As badly as Rod Thorn would love to trade him, there are no takers. Ownership wanted to overpay Carter last summer – not the basketball people – and they’re stuck with him.

Rookie of the Year: Kevin Durant, Seattle SuperSonics

Let’s say Greg Oden didn’t get hurt. Let’s say he was getting 10 points, eight rebounds and two blocks a game for the Portland Trail Blazers, who are fighting for the lead in the Northwest Division. Would the credit Oden received for helping turn Portland into an immediate contender (although we know now that they did it without him) offset Durant’s statistics?

Rookie Bust: Joakim Noah, Chicago Bulls

Because he stayed three years at Florida, won two titles and had been celebrated as the ultimate energy and team player, Noah deserves to be judged a little harsher.

Listen, he will still probably turn out to be a good pro. It takes time, but his immaturity and rich kid sense of entitlement made a dysfunctional situation worse with the Bulls. As a rookie, people can live with the struggles. They can live with it taking time to adapt to the NBA. Yet, no one can live with the insubordination that he showed with assistant coach Ron Adams prior to getting a two-game suspension in mid-January. Maybe his chatter will be entertaining when he’s considered a good player, but until then, Noah needs to grow up.

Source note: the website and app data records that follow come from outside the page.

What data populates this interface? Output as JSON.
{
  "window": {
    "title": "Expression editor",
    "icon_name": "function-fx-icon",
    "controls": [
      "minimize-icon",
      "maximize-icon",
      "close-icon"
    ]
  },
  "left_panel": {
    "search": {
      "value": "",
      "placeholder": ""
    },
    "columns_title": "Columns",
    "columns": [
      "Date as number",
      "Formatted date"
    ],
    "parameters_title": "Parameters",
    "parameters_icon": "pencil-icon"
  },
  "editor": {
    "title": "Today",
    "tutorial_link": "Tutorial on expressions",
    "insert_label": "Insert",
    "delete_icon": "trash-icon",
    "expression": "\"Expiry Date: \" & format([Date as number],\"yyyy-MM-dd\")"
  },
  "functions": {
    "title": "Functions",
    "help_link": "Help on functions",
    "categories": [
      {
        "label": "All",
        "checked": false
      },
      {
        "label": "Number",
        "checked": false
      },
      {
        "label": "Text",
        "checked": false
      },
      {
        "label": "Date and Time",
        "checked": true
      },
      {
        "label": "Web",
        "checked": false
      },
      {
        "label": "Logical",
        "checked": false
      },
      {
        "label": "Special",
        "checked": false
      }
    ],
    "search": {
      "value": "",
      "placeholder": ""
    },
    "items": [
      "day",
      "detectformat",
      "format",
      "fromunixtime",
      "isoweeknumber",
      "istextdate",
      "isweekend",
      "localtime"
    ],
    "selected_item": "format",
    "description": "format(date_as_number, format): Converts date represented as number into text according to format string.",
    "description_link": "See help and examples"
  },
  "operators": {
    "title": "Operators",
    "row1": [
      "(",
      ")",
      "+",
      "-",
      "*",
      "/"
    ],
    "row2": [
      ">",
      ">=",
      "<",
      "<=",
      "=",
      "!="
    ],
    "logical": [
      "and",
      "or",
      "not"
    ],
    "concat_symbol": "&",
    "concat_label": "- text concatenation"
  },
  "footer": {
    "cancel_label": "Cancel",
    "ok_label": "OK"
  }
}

Coach of the Year: Byron Scott, New Orleans Hornets

Nate McMillan is 1-A, but the Portland Trail Blazers coach has inherent advantages that Scott doesn’t with New Orleans. The Hornets have the best record in the Western Conference with one of the league’s worst home-court advantages and a bargain-basement bench. What’s more, Portland owner Paul Allen would pay for depth, but George Shinn asks his wildly underrated GM, Jeff Bower, to do more with less.

Non-Coach of the Year: Pat Riley, Miami Heat

Even Randy Wittman hasn’t lost 15 straight games with the Celtics JV roster in Minnesota. Perhaps it should be Isiah Thomas, but I expect more out of Riley. If only Riles could get Stan Van Gundy to come take over another one of his messes.

Executive of the Year: Danny Ainge, Boston Celtics

Beyond the Kevin Garnett and Ray Allen trades, Ainge made one of the most underrated signings of the summer: James Posey. Around the Celtics locker room, they privately call it “The Big Four” because of the impact Posey’s intensity and defensive presence brings to Boston.

Executive Disaster of the Year: Isiah Thomas, New York Knicks

This is a career achievement award for Thomas. Kevin McHale has been a different disaster, but he does have a blossoming young star in Al Jefferson, No. 1 picks and cap space on the way. Odds are, he’ll do nothing with it, but at least you know Thomas has no chance with the constitution of his team.

Under his leadership, Thomas has helped make Madison Square Garden one of the nastiest, most poisonous environments in professional sports.

In Indiana, there are still front-office officials cursing Thomas for talking them into drafting Fred Jones over Tayshaun Prince. Jones will be an All-Star, Thomas told them. Rest assured, Thomas is still telling Knicks owner, Jim Dolan, that, too. Just give me three more years, Isiah must say, and you’ll see.